LOS ANGELES -- It's not as if the Los Angeles Dodgers haven't had an alibi or two sitting around in easy arm's reach most of this season. They've had about a dozen.
They're 31 games into the season and they have used the disabled list 12 times on eight different players, including their $147 million pitcher and their All-Star, power-hitting shortstop.
Another break went against them Monday night, when umpires ruled that Carl Crawford didn't control the ball long enough after his fifth-inning catch, resulting in a two-base error that ignited a three-run rally on the way to the Dodgers' 9-2 loss to the Arizona Diamondbacks. Manager Don Mattingly later said the umpires got the call right, "by the letter of the law," since the ball never firmly reached Crawford's left hand, but he also said common sense dictated that it was an out.

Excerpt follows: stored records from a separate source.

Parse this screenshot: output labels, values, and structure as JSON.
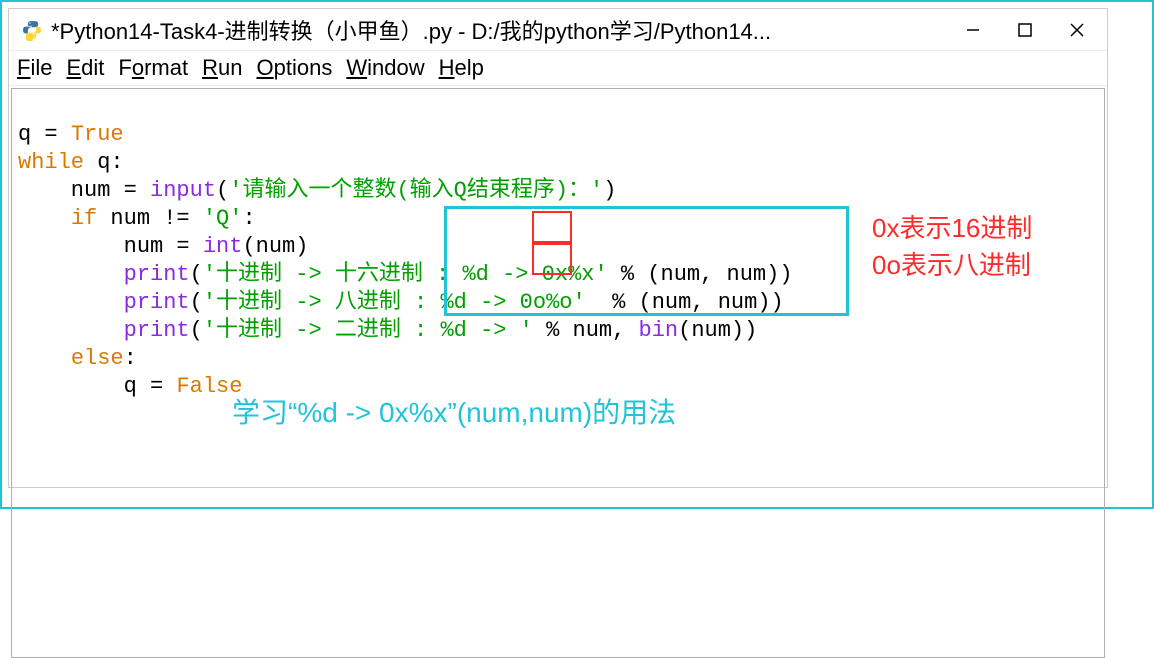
{
  "titlebar": {
    "title": "*Python14-Task4-进制转换（小甲鱼）.py - D:/我的python学习/Python14..."
  },
  "menu": {
    "file": "File",
    "edit": "Edit",
    "format": "Format",
    "run": "Run",
    "options": "Options",
    "window": "Window",
    "help": "Help"
  },
  "code": {
    "l1_q": "q = ",
    "l1_true": "True",
    "l2_while": "while",
    "l2_rest": " q:",
    "l3_pre": "    num = ",
    "l3_input": "input",
    "l3_str": "'请输入一个整数(输入Q结束程序)：'",
    "l3_close": ")",
    "l4_pre": "    ",
    "l4_if": "if",
    "l4_mid": " num != ",
    "l4_q": "'Q'",
    "l4_colon": ":",
    "l5_pre": "        num = ",
    "l5_int": "int",
    "l5_arg": "(num)",
    "l6_pre": "        ",
    "l6_print": "print",
    "l6_open": "(",
    "l6_str": "'十进制 -> 十六进制 : %d -> 0x%x'",
    "l6_rest": " % (num, num))",
    "l7_pre": "        ",
    "l7_print": "print",
    "l7_open": "(",
    "l7_str": "'十进制 -> 八进制 : %d -> 0o%o'",
    "l7_rest": "  % (num, num))",
    "l8_pre": "        ",
    "l8_print": "print",
    "l8_open": "(",
    "l8_str": "'十进制 -> 二进制 : %d -> '",
    "l8_mid": " % num, ",
    "l8_bin": "bin",
    "l8_rest": "(num))",
    "l9_pre": "    ",
    "l9_else": "else",
    "l9_colon": ":",
    "l10_pre": "        q = ",
    "l10_false": "False"
  },
  "annotations": {
    "red1": "0x表示16进制",
    "red2": "0o表示八进制",
    "cyan": "学习“%d -> 0x%x”(num,num)的用法"
  }
}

No argument here.
But if you're truly a championship-caliber team, you have to play at a level high enough to absorb bad breaks. The Dodgers spent nearly half a billion dollars on new players in the past nine months, but they haven't yet proven they can handle any tests, large or small.
"That's what makes baseball so tough, because it can really beat you down like that. You get a couple of games together and sometimes you can feel like there's a lot of weight on you," starting pitcher Chris Capuano said. "You have to really be tough to play this game, mentally tough to put things behind you and come back and be fresh."
Capuano left a couple of things behind him on the way to the clubhouse. One of them was a dugout water cooler he pried to the ground in frustration. The other was a tray of gum or seeds he chucked.
The Dodgers have lost five in a row and are in last place in the NL West, but in early May that's hardly worth mentioning. More troubling is the fact that every time bad things happen, worse things seem to follow. Last season, with a far less-talented roster, the Dodgers were 20-11, seven games better than they are through the first 31 games of 2013.
The Dodgers got that little bit of bad luck and seemed to fall apart Monday. A one-run deficit ballooned to four when Capuano grooved a couple of pitches to Paul Goldschmidt and Cody Ross, and the mistakes kept coming. The Dodgers flubbed a couple of double-play balls. Matt Kemp got caught trying to take an extra base in the eighth inning of a game in which the Dodgers were down by four.
"It was a sloppy game," Mattingly said. "We made too many mistakes and didn't do enough to win the game."
To his credit, Mattingly hasn't lamented the injuries, and he didn't blame the umpires. If it's not bad luck, though, it must be something else. And that doesn't bode well for a team with high, but teetering, aspirations.